Polls ordered by the Vedomosti newspaper of 260 leading local and regional businessmen that carried out over the two weeks leading up to the poll showed support for the Kremlin backed Unity party rising sharply in the two weeks before Sunday's ballot, mostly at the expense of Moscow Mayor Yury Luzhkov's Fatherland-All Russia party.


The resurgence of the Union of Right Forces was in many ways even more welcome to the business community.


The unexpectedly high overall support for Kiriyenko in Sunday's vote came from the hidden sympathies of Russian entrepreneurs, managers and company owners, said Andrei Grigoryev, editor of Kompania magazine.


"Russian business tried to show its ideology, to advance its ideology in parliament," Grigoryev said. "That's important, and it's really great."


Unity's economic platform has so far been ill defined, but party leaders have promised to defend Russian business interests.


Scott Blacklin, president of the American Chamber of Commerce in Moscow, said he expected Unity to line up behind Putin's recent promises to protect foreign investors and resist pressure to undo privatization.


Energy sector executives and analysts were especially upbeat, especially because a more constructive Duma could bring further progress on legislation on production sharing agreements, or PSAs, Reuters reported.
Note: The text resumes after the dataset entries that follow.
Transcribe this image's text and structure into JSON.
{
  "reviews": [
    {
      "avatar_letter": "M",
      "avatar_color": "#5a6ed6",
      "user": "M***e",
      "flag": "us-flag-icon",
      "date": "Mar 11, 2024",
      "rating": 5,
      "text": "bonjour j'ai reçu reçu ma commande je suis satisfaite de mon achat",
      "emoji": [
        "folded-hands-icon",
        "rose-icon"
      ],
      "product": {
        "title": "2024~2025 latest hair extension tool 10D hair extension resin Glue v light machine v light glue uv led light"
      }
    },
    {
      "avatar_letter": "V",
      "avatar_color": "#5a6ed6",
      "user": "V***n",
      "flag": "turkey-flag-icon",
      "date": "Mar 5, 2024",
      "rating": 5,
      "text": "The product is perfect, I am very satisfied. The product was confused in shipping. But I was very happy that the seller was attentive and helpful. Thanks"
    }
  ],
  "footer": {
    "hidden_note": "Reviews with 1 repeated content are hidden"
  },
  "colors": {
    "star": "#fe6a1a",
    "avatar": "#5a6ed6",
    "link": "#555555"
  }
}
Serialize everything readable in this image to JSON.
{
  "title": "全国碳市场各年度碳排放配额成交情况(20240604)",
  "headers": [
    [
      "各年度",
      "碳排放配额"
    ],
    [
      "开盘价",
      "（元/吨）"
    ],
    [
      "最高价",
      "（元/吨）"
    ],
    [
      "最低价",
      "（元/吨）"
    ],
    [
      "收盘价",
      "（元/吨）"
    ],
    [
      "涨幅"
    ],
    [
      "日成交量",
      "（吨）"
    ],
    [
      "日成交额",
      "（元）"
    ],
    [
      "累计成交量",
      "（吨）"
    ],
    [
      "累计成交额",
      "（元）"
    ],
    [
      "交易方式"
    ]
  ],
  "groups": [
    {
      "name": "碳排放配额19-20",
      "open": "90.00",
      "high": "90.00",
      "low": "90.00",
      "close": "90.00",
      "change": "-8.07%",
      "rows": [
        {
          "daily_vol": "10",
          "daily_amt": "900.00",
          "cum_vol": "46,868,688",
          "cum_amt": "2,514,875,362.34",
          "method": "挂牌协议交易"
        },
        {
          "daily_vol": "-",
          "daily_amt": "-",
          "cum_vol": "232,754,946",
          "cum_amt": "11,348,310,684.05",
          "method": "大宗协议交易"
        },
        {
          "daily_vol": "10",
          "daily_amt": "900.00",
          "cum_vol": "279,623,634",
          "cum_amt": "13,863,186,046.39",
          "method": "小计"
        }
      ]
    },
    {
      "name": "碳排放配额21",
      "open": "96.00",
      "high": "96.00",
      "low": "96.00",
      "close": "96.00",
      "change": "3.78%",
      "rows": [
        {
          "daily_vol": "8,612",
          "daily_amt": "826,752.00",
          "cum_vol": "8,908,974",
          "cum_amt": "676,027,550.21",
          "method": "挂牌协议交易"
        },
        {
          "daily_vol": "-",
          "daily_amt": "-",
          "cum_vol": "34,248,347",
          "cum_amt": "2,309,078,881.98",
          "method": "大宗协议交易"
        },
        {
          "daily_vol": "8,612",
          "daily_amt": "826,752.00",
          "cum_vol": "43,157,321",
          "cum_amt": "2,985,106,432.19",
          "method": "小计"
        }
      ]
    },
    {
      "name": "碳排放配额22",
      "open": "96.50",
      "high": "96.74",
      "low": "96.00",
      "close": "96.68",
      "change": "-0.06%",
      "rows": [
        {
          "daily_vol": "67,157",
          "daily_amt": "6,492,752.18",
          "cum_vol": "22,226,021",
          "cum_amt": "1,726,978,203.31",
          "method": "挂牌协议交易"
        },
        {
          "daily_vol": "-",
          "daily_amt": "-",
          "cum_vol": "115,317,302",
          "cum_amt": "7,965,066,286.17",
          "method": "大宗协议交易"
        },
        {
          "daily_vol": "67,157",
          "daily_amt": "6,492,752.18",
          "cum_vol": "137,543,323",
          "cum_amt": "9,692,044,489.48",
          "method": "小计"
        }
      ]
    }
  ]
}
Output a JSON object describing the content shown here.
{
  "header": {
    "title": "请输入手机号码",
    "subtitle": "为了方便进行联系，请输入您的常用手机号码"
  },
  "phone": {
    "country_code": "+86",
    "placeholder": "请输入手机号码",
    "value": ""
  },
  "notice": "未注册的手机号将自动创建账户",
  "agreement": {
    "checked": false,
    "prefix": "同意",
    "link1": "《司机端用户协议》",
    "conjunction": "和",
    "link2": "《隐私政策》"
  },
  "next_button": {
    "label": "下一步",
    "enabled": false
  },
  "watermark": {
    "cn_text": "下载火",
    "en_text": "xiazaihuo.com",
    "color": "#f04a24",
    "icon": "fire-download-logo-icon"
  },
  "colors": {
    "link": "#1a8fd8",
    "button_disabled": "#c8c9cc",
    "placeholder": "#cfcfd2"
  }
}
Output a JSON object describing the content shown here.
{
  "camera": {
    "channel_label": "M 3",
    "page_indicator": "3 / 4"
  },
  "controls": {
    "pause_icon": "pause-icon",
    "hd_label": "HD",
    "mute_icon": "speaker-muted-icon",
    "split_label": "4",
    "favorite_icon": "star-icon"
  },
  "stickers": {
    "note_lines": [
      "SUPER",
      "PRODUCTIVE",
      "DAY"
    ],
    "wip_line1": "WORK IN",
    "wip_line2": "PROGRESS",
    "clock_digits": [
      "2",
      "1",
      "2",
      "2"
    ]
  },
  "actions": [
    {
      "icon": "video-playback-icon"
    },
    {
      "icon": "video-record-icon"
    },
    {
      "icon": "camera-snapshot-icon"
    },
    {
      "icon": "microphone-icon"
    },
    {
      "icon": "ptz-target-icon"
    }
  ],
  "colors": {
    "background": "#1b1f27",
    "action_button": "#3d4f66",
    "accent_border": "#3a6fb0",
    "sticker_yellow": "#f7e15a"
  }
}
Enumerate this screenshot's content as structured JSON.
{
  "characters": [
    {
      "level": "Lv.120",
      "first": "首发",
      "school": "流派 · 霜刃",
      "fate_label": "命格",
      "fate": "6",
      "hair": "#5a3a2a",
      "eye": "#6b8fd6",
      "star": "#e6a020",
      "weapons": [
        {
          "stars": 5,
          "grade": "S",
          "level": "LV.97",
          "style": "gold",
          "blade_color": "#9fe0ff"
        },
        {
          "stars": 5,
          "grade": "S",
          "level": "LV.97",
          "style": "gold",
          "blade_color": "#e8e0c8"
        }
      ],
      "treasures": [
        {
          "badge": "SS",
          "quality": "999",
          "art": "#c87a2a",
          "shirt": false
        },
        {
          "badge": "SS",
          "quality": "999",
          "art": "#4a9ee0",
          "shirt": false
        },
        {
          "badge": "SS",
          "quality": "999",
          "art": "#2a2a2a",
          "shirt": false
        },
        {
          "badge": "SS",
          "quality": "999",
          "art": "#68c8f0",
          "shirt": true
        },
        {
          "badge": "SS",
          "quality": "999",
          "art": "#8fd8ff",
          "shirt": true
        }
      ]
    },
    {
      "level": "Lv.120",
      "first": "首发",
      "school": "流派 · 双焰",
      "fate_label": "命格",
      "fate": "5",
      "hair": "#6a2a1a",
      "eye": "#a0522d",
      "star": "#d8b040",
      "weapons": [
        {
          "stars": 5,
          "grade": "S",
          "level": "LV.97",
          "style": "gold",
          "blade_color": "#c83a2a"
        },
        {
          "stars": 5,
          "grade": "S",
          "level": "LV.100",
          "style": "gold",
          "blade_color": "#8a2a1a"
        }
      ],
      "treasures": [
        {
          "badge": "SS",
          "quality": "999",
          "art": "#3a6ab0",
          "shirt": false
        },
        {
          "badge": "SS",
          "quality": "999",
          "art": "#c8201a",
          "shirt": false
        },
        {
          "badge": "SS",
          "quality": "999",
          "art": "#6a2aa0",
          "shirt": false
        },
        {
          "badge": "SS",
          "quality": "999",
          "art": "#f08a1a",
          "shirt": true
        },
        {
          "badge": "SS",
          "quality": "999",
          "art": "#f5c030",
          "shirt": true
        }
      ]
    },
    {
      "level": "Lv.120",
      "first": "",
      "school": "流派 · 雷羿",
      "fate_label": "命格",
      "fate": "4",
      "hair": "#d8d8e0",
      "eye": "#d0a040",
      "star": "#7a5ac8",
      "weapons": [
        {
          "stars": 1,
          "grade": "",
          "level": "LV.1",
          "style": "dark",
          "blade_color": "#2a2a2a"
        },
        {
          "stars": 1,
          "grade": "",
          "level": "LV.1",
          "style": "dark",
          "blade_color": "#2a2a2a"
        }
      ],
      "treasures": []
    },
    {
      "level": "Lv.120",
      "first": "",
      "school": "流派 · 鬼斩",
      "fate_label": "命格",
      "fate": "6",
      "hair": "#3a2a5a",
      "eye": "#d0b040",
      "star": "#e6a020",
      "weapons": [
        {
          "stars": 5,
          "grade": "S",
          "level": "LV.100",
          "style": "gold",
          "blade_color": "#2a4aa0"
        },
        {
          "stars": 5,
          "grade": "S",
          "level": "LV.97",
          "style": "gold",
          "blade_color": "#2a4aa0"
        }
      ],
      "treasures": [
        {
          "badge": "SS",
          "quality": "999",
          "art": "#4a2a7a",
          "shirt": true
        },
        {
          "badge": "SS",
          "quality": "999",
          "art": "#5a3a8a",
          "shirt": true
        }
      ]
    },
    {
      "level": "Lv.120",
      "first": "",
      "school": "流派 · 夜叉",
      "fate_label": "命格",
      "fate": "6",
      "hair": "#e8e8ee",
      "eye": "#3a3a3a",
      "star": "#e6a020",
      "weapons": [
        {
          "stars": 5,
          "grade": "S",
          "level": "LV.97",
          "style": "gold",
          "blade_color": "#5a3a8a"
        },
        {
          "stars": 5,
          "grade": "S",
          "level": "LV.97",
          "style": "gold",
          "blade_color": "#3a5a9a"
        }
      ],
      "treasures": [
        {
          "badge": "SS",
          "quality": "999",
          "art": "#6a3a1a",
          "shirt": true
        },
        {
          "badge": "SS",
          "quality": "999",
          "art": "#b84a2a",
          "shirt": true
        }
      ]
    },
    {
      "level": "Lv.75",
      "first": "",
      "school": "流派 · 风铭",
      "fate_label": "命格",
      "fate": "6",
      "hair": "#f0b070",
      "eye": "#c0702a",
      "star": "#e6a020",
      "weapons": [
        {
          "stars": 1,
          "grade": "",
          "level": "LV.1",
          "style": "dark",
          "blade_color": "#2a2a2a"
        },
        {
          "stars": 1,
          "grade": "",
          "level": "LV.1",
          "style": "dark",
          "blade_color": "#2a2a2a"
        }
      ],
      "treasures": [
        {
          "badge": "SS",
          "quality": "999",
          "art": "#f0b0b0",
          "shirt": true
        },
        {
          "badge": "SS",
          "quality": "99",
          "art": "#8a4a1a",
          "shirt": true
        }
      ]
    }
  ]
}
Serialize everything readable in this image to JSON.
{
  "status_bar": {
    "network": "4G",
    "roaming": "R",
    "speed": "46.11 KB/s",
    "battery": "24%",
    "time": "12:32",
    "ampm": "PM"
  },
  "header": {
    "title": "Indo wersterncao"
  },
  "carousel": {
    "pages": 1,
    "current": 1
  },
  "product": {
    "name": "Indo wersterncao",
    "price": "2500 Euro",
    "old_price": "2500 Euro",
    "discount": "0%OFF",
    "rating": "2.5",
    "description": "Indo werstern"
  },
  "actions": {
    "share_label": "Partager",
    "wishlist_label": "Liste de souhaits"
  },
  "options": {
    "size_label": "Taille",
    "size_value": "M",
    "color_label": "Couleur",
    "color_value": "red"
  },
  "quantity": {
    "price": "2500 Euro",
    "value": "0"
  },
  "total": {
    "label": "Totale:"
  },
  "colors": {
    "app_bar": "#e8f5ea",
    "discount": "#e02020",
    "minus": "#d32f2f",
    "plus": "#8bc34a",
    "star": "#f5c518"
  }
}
This in turn should raise investor confidence and give a boost to both foreign and domestic investment in the sector.


"This would augur well for tax reform, it would augur well for a more investor-friendly regime here," Richard Freeman, chief representative in Russia of Texaco, told Reuters.


"Any country needs foreign investment. Russia ... needs new money as well as a more efficient use of internal money.


"With a fairly large pro-government bloc in the Duma this should help government policy, and all the government needs to do now is to enact the right policy," he said.